→ WHAT YOU WILL DO
Your task is to repeat each record verbatim, exactly as it was written.

Data records for software interfaces:
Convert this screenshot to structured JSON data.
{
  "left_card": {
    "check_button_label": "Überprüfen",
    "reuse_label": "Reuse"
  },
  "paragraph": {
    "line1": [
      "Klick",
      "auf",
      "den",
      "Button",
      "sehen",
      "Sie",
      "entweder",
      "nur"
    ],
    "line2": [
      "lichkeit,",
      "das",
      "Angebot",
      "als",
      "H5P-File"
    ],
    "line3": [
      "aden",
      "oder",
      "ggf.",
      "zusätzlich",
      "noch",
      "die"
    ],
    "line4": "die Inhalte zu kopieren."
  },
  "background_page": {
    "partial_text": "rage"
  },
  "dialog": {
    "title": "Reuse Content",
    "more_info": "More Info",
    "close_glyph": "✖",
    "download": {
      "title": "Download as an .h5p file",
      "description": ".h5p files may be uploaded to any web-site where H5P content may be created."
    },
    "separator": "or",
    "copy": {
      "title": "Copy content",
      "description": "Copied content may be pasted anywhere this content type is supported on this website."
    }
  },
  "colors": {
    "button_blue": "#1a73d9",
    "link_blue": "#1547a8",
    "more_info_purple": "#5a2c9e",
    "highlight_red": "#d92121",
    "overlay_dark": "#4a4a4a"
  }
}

→ COMPLETED TASK
Convert this screenshot to structured JSON data.
{
  "left_card": {
    "check_button_label": "Überprüfen",
    "reuse_label": "Reuse"
  },
  "paragraph": {
    "line1": [
      "Klick",
      "auf",
      "den",
      "Button",
      "sehen",
      "Sie",
      "entweder",
      "nur"
    ],
    "line2": [
      "lichkeit,",
      "das",
      "Angebot",
      "als",
      "H5P-File"
    ],
    "line3": [
      "aden",
      "oder",
      "ggf.",
      "zusätzlich",
      "noch",
      "die"
    ],
    "line4": "die Inhalte zu kopieren."
  },
  "background_page": {
    "partial_text": "rage"
  },
  "dialog": {
    "title": "Reuse Content",
    "more_info": "More Info",
    "close_glyph": "✖",
    "download": {
      "title": "Download as an .h5p file",
      "description": ".h5p files may be uploaded to any web-site where H5P content may be created."
    },
    "separator": "or",
    "copy": {
      "title": "Copy content",
      "description": "Copied content may be pasted anywhere this content type is supported on this website."
    }
  },
  "colors": {
    "button_blue": "#1a73d9",
    "link_blue": "#1547a8",
    "more_info_purple": "#5a2c9e",
    "highlight_red": "#d92121",
    "overlay_dark": "#4a4a4a"
  }
}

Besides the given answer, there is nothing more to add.